▸ **PROBLEM**: Below are the records; collect from them each line containing the string "title".

[Excerpts from an interface dataset]
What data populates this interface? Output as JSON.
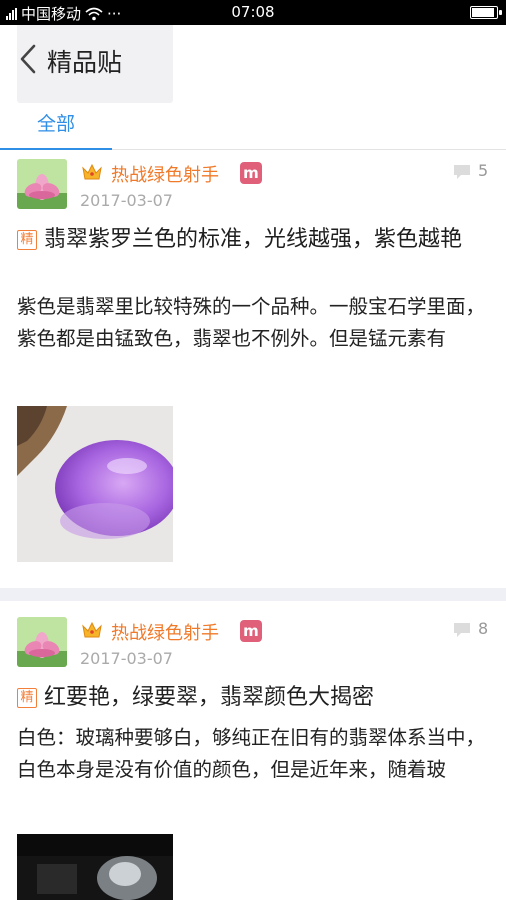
{
  "status_bar": {
    "carrier": "中国移动",
    "dots": "···",
    "time": "07:08"
  },
  "header": {
    "title": "精品贴"
  },
  "tabs": [
    {
      "label": "全部",
      "active": true
    }
  ],
  "colors": {
    "accent": "#2f8ee6",
    "username": "#f07a2a",
    "badge": "#e0607a",
    "jing": "#f3803a"
  },
  "posts": [
    {
      "username": "热战绿色射手",
      "level_badge": "m",
      "comment_count": "5",
      "date": "2017-03-07",
      "tag": "精",
      "title": "翡翠紫罗兰色的标准，光线越强，紫色越艳",
      "excerpt": "紫色是翡翠里比较特殊的一个品种。一般宝石学里面，紫色都是由锰致色，翡翠也不例外。但是锰元素有"
    },
    {
      "username": "热战绿色射手",
      "level_badge": "m",
      "comment_count": "8",
      "date": "2017-03-07",
      "tag": "精",
      "title": "红要艳，绿要翠，翡翠颜色大揭密",
      "excerpt": "白色：玻璃种要够白，够纯正在旧有的翡翠体系当中，白色本身是没有价值的颜色，但是近年来，随着玻"
    }
  ]
}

▸ **OUTPUT FOR THIS EXERCISE**:
    "title": "精品贴"
      "title": "翡翠紫罗兰色的标准，光线越强，紫色越艳",
      "title": "红要艳，绿要翠，翡翠颜色大揭密",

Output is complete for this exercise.